→ **Data about app and page elements**:
==*==
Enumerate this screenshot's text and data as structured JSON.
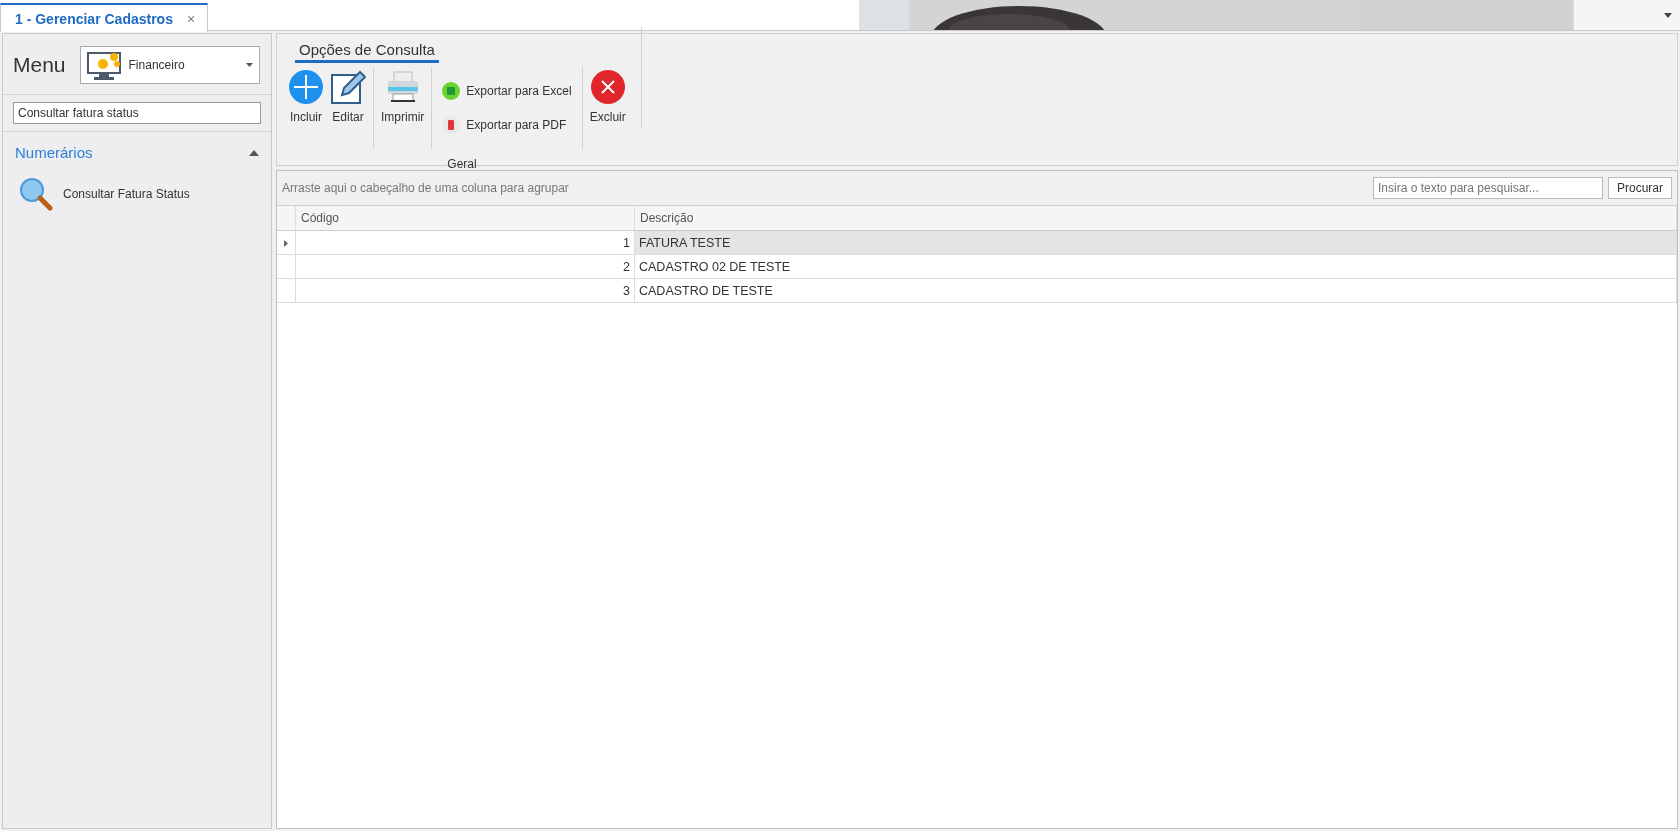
{
  "tabs": [
    {
      "label": "1 - Gerenciar Cadastros",
      "selected": true,
      "close": "×"
    }
  ],
  "menu": {
    "title": "Menu",
    "module": "Financeiro",
    "filter_value": "Consultar fatura status",
    "group": {
      "title": "Numerários",
      "expanded": true,
      "items": [
        {
          "label": "Consultar Fatura Status"
        }
      ]
    }
  },
  "ribbon": {
    "tab": "Opções de Consulta",
    "group_label": "Geral",
    "buttons": [
      {
        "kind": "add",
        "label": "Incluir"
      },
      {
        "kind": "edit",
        "label": "Editar"
      },
      {
        "kind": "print",
        "label": "Imprimir"
      },
      {
        "kind": "exports",
        "items": [
          {
            "kind": "excel",
            "label": "Exportar para Excel"
          },
          {
            "kind": "pdf",
            "label": "Exportar para PDF"
          }
        ]
      },
      {
        "kind": "delete",
        "label": "Excluir"
      }
    ]
  },
  "grid": {
    "group_hint": "Arraste aqui o cabeçalho de uma coluna para agrupar",
    "search_placeholder": "Insira o texto para pesquisar...",
    "search_button": "Procurar",
    "columns": [
      "Código",
      "Descrição"
    ],
    "rows": [
      {
        "cells": [
          "1",
          "FATURA TESTE"
        ],
        "selected": true
      },
      {
        "cells": [
          "2",
          "CADASTRO 02 DE TESTE"
        ],
        "selected": false
      },
      {
        "cells": [
          "3",
          "CADASTRO DE TESTE"
        ],
        "selected": false
      }
    ]
  }
}
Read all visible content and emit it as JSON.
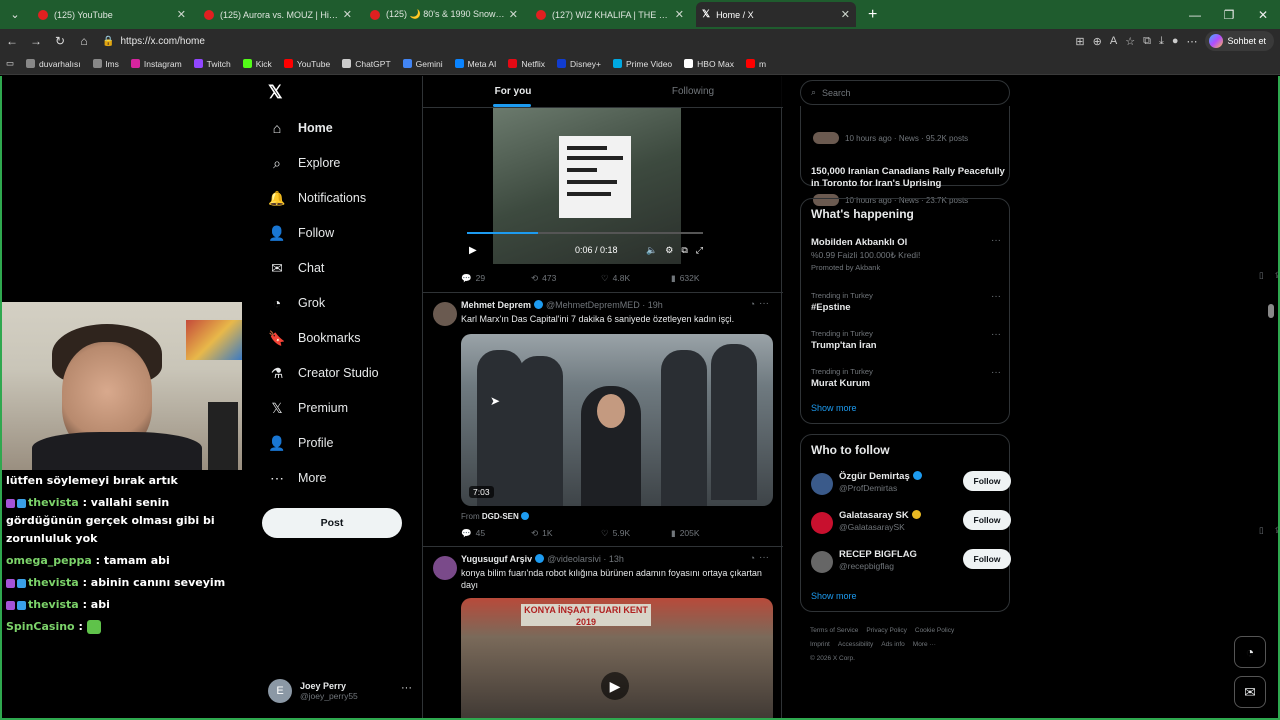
{
  "browser": {
    "tabs": [
      {
        "title": "(125) YouTube",
        "type": "youtube"
      },
      {
        "title": "(125) Aurora vs. MOUZ | Highlights",
        "type": "youtube"
      },
      {
        "title": "(125) 🌙 80's & 1990 Snowfall Ou",
        "type": "youtube"
      },
      {
        "title": "(127) WIZ KHALIFA | THE SESH EP",
        "type": "youtube"
      },
      {
        "title": "Home / X",
        "type": "x",
        "active": true
      }
    ],
    "url": "https://x.com/home",
    "copilot_label": "Sohbet et",
    "bookmarks": [
      {
        "label": "duvarhalısı",
        "color": "#888888"
      },
      {
        "label": "lms",
        "color": "#888888"
      },
      {
        "label": "Instagram",
        "color": "#d6249f"
      },
      {
        "label": "Twitch",
        "color": "#9146ff"
      },
      {
        "label": "Kick",
        "color": "#53fc18"
      },
      {
        "label": "YouTube",
        "color": "#ff0000"
      },
      {
        "label": "ChatGPT",
        "color": "#cccccc"
      },
      {
        "label": "Gemini",
        "color": "#4285f4"
      },
      {
        "label": "Meta AI",
        "color": "#0a84ff"
      },
      {
        "label": "Netflix",
        "color": "#e50914"
      },
      {
        "label": "Disney+",
        "color": "#113ccf"
      },
      {
        "label": "Prime Video",
        "color": "#00a8e1"
      },
      {
        "label": "HBO Max",
        "color": "#ffffff"
      },
      {
        "label": "m",
        "color": "#ff0000"
      }
    ]
  },
  "nav": {
    "items": [
      {
        "label": "Home",
        "icon": "home-icon",
        "glyph": "⌂"
      },
      {
        "label": "Explore",
        "icon": "search-icon",
        "glyph": "⌕"
      },
      {
        "label": "Notifications",
        "icon": "bell-icon",
        "glyph": "🔔"
      },
      {
        "label": "Follow",
        "icon": "person-plus-icon",
        "glyph": "👤"
      },
      {
        "label": "Chat",
        "icon": "mail-icon",
        "glyph": "✉"
      },
      {
        "label": "Grok",
        "icon": "grok-icon",
        "glyph": "◔"
      },
      {
        "label": "Bookmarks",
        "icon": "bookmark-icon",
        "glyph": "🔖"
      },
      {
        "label": "Creator Studio",
        "icon": "flask-icon",
        "glyph": "⚗"
      },
      {
        "label": "Premium",
        "icon": "x-icon",
        "glyph": "𝕏"
      },
      {
        "label": "Profile",
        "icon": "person-icon",
        "glyph": "👤"
      },
      {
        "label": "More",
        "icon": "more-circle-icon",
        "glyph": "⋯"
      }
    ],
    "post_label": "Post",
    "account": {
      "initial": "E",
      "name": "Joey Perry",
      "handle": "@joey_perry55"
    }
  },
  "stream_chat": [
    {
      "user": "",
      "text": "lütfen söylemeyi bırak artık",
      "badges": false
    },
    {
      "user": "thevista",
      "text": ": vallahi senin gördüğünün gerçek olması gibi bi zorunluluk yok",
      "badges": true
    },
    {
      "user": "omega_peppa",
      "text": ": tamam abi",
      "badges": false
    },
    {
      "user": "thevista",
      "text": ": abinin canını seveyim",
      "badges": true
    },
    {
      "user": "thevista",
      "text": ": abi",
      "badges": true
    },
    {
      "user": "SpinCasino",
      "text": ":",
      "badges": false,
      "emote": true
    }
  ],
  "feed": {
    "tabs": [
      "For you",
      "Following"
    ],
    "post1": {
      "video_time": "0:06 / 0:18",
      "stats": {
        "replies": "29",
        "reposts": "473",
        "likes": "4.8K",
        "views": "632K"
      }
    },
    "post2": {
      "name": "Mehmet Deprem",
      "handle": "@MehmetDepremMED",
      "time": "· 19h",
      "text": "Karl Marx'ın Das Capital'ini 7 dakika 6 saniyede özetleyen kadın işçi.",
      "duration": "7:03",
      "from_prefix": "From",
      "from_account": "DGD-SEN",
      "stats": {
        "replies": "45",
        "reposts": "1K",
        "likes": "5.9K",
        "views": "205K"
      }
    },
    "post3": {
      "name": "Yugusuguf Arşiv",
      "handle": "@videolarsivi",
      "time": "· 13h",
      "text": "konya bilim fuarı'nda robot kılığına bürünen adamın foyasını ortaya çıkartan dayı",
      "banner": "KONYA İNŞAAT FUARI KENT 2019"
    }
  },
  "right": {
    "search_placeholder": "Search",
    "news_top_meta": "10 hours ago · News · 95.2K posts",
    "news_title": "150,000 Iranian Canadians Rally Peacefully in Toronto for Iran's Uprising",
    "news_meta": "10 hours ago · News · 23.7K posts",
    "whats_happening": "What's happening",
    "trends": [
      {
        "context": "",
        "title": "Mobilden Akbanklı Ol",
        "sub": "%0.99 Faizli 100.000₺ Kredi!",
        "promo": "Promoted by Akbank"
      },
      {
        "context": "Trending in Turkey",
        "title": "#Epstine"
      },
      {
        "context": "Trending in Turkey",
        "title": "Trump'tan İran"
      },
      {
        "context": "Trending in Turkey",
        "title": "Murat Kurum"
      }
    ],
    "show_more": "Show more",
    "who_to_follow": "Who to follow",
    "suggestions": [
      {
        "name": "Özgür Demirtaş",
        "handle": "@ProfDemirtas",
        "verified_color": "#1d9bf0",
        "avatar_color": "#3a5a8a"
      },
      {
        "name": "Galatasaray SK",
        "handle": "@GalatasaraySK",
        "verified_color": "#e8b923",
        "avatar_color": "#c8102e"
      },
      {
        "name": "RECEP BIGFLAG",
        "handle": "@recepbigflag",
        "verified_color": "",
        "avatar_color": "#666666"
      }
    ],
    "follow_label": "Follow",
    "show_more2": "Show more",
    "footer": [
      "Terms of Service",
      "Privacy Policy",
      "Cookie Policy",
      "Imprint",
      "Accessibility",
      "Ads info",
      "More ···",
      "© 2026 X Corp."
    ]
  }
}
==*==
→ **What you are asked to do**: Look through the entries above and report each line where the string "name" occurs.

→ **Exercise result**:
      "name": "Joey Perry",
      "name": "Mehmet Deprem",
      "name": "Yugusuguf Arşiv",
        "name": "Özgür Demirtaş",
        "name": "Galatasaray SK",
        "name": "RECEP BIGFLAG",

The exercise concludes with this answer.